Campaigns aren’t just for politicians or community activists: they’re useful any time you’re trying to motivate a group of people to think, feel, or act a specific way.
I define a “campaign” as an effort to achieve a specific goal during a measurable time period: get someone elected, sell 100 tickets to an event, or get people to choose a designated driver. A campaign can serve as your entire marketing strategy or as one piece of a larger plan. It usually includes a strong creative component that appeals to inner feelings and motivations.
The Internet is awash with free websites, applications, and tools to help you save time, increase productivity, spy on your customers, and generally do business better. Plus there are countless webinars, eNewsletters, and blogs serving up neat molecules of free advice. Practically the only thing that isn’t free is your time. Here are my tips for getting the best free advice.

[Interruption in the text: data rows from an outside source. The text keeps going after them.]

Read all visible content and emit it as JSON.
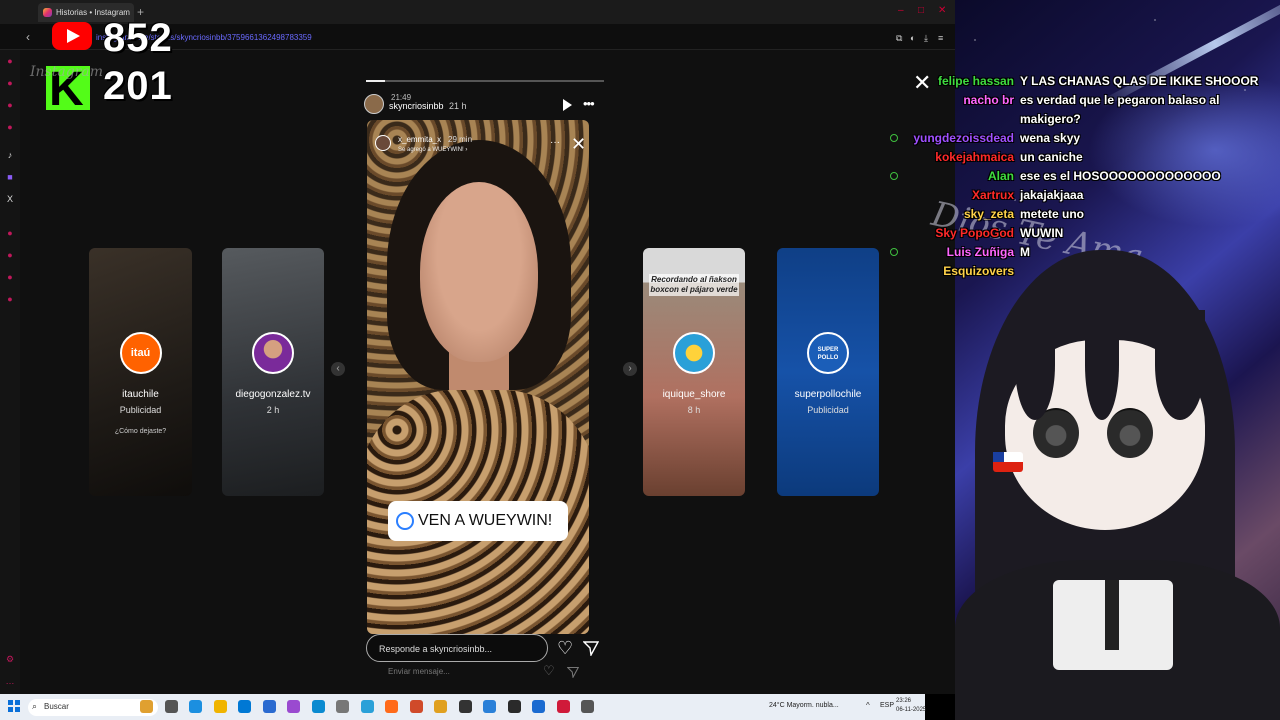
{
  "browser": {
    "tab_title": "Historias • Instagram",
    "address": "instagram.com/stories/skyncriosinbb/3759661362498783359",
    "window_controls": [
      "minimize-icon",
      "maximize-icon",
      "close-icon"
    ]
  },
  "counters": {
    "youtube": "852",
    "kick": "201"
  },
  "overlay_text": "Instagram",
  "story": {
    "clock": "21:49",
    "username": "skyncriosinbb",
    "time_ago": "21 h",
    "progress_fraction": 0.08,
    "inner_username": "x_emmita_x",
    "inner_time": "29 min",
    "inner_subtitle": "Se agregó a WUEYWIN! ›",
    "sticker_text": "VEN A WUEYWIN!",
    "reply_placeholder": "Responde a skyncriosinbb...",
    "reply_secondary": "Enviar mensaje..."
  },
  "cards": [
    {
      "name": "itauchile",
      "sub": "Publicidad",
      "extra": "¿Cómo dejaste?",
      "avatar_color": "#ff6200",
      "avatar_label": "itaú"
    },
    {
      "name": "diegogonzalez.tv",
      "sub": "2 h",
      "avatar_color": "#7a2a9a"
    },
    {
      "name": "iquique_shore",
      "sub": "8 h",
      "banner": "Recordando al ñakson boxcon el pájaro verde",
      "avatar_color": "#2aa0d8"
    },
    {
      "name": "superpollochile",
      "sub": "Publicidad",
      "avatar_color": "#1b5eb8",
      "avatar_label": "SUPER POLLO"
    }
  ],
  "chat": [
    {
      "user": "felipe hassan",
      "text": "Y LAS CHANAS QLAS DE IKIKE SHOOOR",
      "color": "#3fdc3f",
      "badge": false
    },
    {
      "user": "nacho br",
      "text": "es verdad que le pegaron balaso al",
      "color": "#ff66ff",
      "badge": false
    },
    {
      "user": "",
      "text": "makigero?",
      "color": "#ffffff",
      "badge": false
    },
    {
      "user": "yungdezoissdead",
      "text": "wena skyy",
      "color": "#a050ff",
      "badge": true
    },
    {
      "user": "kokejahmaica",
      "text": "un caniche",
      "color": "#ff2a2a",
      "badge": false
    },
    {
      "user": "Alan",
      "text": "ese es el HOSOOOOOOOOOOOOO",
      "color": "#3fdc3f",
      "badge": true
    },
    {
      "user": "Xartrux",
      "text": "jakajakjaaa",
      "color": "#ff2a2a",
      "badge": false
    },
    {
      "user": "sky_zeta",
      "text": "metete uno",
      "color": "#ffd24a",
      "badge": false
    },
    {
      "user": "Sky PopoGod",
      "text": "WUWIN",
      "color": "#ff2a2a",
      "badge": false
    },
    {
      "user": "Luis Zuñiga",
      "text": "M",
      "color": "#ff66ff",
      "badge": true
    },
    {
      "user": "Esquizovers",
      "text": "",
      "color": "#ffd24a",
      "badge": false
    }
  ],
  "stream_logo": "Dios Te Ama",
  "taskbar": {
    "search_placeholder": "Buscar",
    "weather": "24°C  Mayorm. nubla...",
    "lang": "ESP",
    "time": "23:26",
    "date": "06-11-2025",
    "app_icons": [
      "copilot-icon",
      "task-view-icon",
      "edge-icon",
      "explorer-icon",
      "store-icon",
      "vscode-icon",
      "paint-icon",
      "browser-icon",
      "settings-icon",
      "photos-icon",
      "firefox-icon",
      "app-icon",
      "chrome-icon",
      "obs-icon",
      "app-icon",
      "app-icon",
      "app-icon",
      "opera-icon",
      "app-icon"
    ]
  }
}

More than 25 percent of small businesses don’t have a website. And that doesn’t even include the millions of businesses with old sites that look dated, aren’t “optimized” to read easily on a cell phone, and rank poorly in Google searches. If you don’t have an up-to-date site, you’re basically encouraging potential customers to go to another business that does.

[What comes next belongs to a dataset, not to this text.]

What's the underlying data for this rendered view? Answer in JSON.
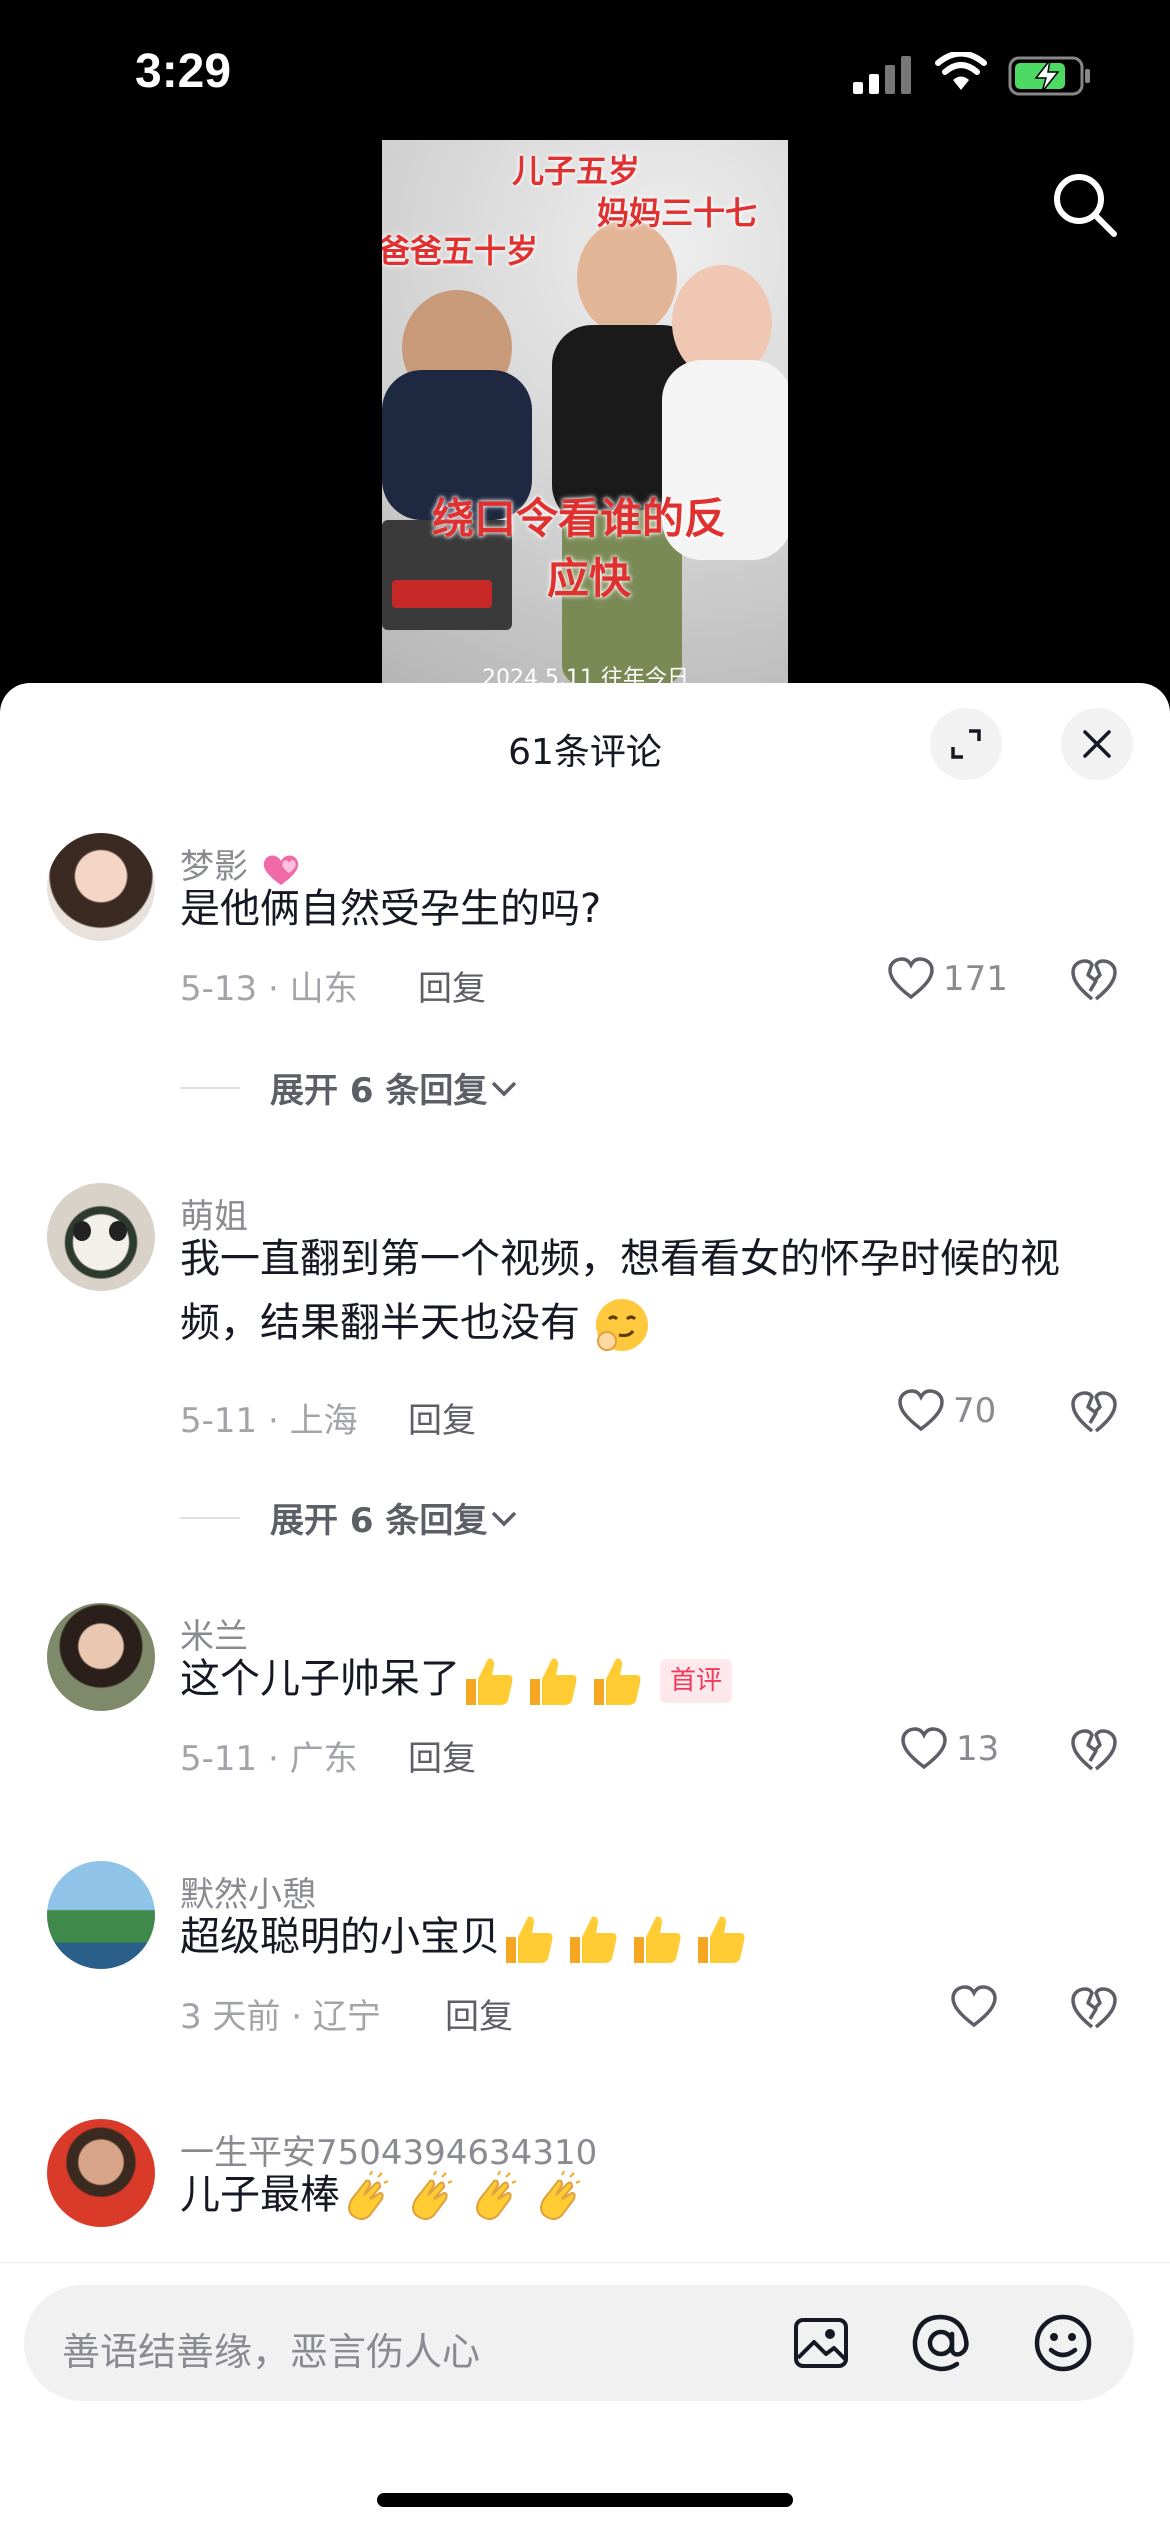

While I urge you to hire an experienced web designer if you can, there are so many easy and inexpensive–even free—tools for doing it yourself that there are no more excuses for not having a current site. Yup, you can create a good-looking website without having any technical skills or knowing a lick of code. In fact, there are so many resources out there that the hardest thing about creating your own site may be choosing which tool to use.
Ready to get started? Here’s our guide for DIY Websites.

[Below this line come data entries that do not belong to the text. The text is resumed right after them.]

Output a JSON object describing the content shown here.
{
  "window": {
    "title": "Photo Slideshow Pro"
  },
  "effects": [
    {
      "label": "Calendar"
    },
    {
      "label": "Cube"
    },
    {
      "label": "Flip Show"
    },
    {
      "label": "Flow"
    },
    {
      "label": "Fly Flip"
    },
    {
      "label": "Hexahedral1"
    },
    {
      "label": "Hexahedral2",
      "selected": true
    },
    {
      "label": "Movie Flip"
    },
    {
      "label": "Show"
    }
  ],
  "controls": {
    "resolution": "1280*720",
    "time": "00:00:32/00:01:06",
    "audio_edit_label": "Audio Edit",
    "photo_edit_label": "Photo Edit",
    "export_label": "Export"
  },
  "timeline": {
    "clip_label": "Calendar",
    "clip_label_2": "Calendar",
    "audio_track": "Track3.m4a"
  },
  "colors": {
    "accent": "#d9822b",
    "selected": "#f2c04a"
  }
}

What’s driving this emphasis on visuals? Millennials, for one thing. Millennials, who will make up 75 percent of the global workforce by 2025, are digital natives who think in images. And the ubiquity of smart phones, free photo editing apps, and live streaming video apps like Periscope and Meerkat.
Are you ready for your close-up? If not, use our 5 tips for creating better images.
It can be time-consuming and sometimes expensive to get your product, company, or organization certified. Does certification matter? Will it have any impact on your bottom line? Should you bother pursuing certification?
We’ve all experienced it: the hipster barista too busy making snarky comments on her cellphone to take your order, the salesperson hovering over you that makes you flee without buying what you came in for, or the voice mail hell that seems designed to keep you from speaking with a human being.
A bad customer experience can go viral in seconds, yet when most small business owners think about branding, they’re more focused on their logo or tagline than their customer service strategy. Ultimately, customer service has more impact on your brand than the cool pictures you post on Facebook.
Wait, What Am I Asking For?
The purpose of a CTA (Call to Action) is to inspire your audience to take some form of action. In a sales or fundraising context, this action is also known as an “ask.” It is critical to define exactly what your goal/objective is in order to determine an appropriate CTA. Do you want a larger following online? Do you want more potential customers (leads)? Do you want existing donors to contribute more? Each CTA should inspire a specific action for a specific purpose.
Launching any type of business—especially in food—is exhilarating, exhausting, and endlessly surprising, but the more that you know when you start up, the better. Here’s some advice from friends and clients of Good Egg Marketing.
I’ve been looking at hundreds of food and farm websites as part of a project I’m doing for a client, and, frankly, some of them are giving me a headache! Too much text, too many garish colors, and way too many flashing images.
With all the free and inexpensive tools out there, every farm, small business and nonprofit can have a decent-looking website. But an effective website must not only look good–it should also answer the four questions below.
The visual aspects of your brand–your logo, website, displays, and signage–say a lot about your business or organization. Just as your tone of voice can affect how people hear your words, the images you use to express your brand can either reinforce or undermine everything else that you say and do. So put some dazzle in your displays.